### What this task involves
Only the count is needed. Count the lines below with the word "humidity" in them.

Dataset rows describing interfaces:
• • • • •

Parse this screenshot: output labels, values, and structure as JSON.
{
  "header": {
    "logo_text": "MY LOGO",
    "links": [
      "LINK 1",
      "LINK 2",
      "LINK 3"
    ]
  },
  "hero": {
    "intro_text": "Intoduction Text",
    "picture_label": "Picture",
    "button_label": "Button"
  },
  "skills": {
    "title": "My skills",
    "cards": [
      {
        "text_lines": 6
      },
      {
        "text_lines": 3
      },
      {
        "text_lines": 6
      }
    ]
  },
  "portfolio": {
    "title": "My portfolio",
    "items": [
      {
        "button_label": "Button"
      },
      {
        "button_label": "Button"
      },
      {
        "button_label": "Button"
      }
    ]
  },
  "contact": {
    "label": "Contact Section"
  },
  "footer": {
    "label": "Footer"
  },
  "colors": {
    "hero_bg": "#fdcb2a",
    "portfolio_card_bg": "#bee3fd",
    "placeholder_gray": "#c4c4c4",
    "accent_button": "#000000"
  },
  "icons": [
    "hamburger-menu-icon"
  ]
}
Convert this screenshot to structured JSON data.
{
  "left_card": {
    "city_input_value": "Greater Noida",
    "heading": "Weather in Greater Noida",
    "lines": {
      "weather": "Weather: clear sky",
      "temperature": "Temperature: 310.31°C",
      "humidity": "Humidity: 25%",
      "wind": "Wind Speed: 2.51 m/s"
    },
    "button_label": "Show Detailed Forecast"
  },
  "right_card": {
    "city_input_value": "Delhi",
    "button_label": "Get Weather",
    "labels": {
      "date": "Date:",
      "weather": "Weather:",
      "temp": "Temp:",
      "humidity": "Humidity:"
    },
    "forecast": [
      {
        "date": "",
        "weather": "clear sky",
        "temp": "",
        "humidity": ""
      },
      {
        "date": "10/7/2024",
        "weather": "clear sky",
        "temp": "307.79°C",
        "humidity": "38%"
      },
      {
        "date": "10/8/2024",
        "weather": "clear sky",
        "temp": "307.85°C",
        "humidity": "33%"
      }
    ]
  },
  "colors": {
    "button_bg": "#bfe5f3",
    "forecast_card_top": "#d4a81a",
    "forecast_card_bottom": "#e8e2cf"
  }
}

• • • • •

### Exercise result
5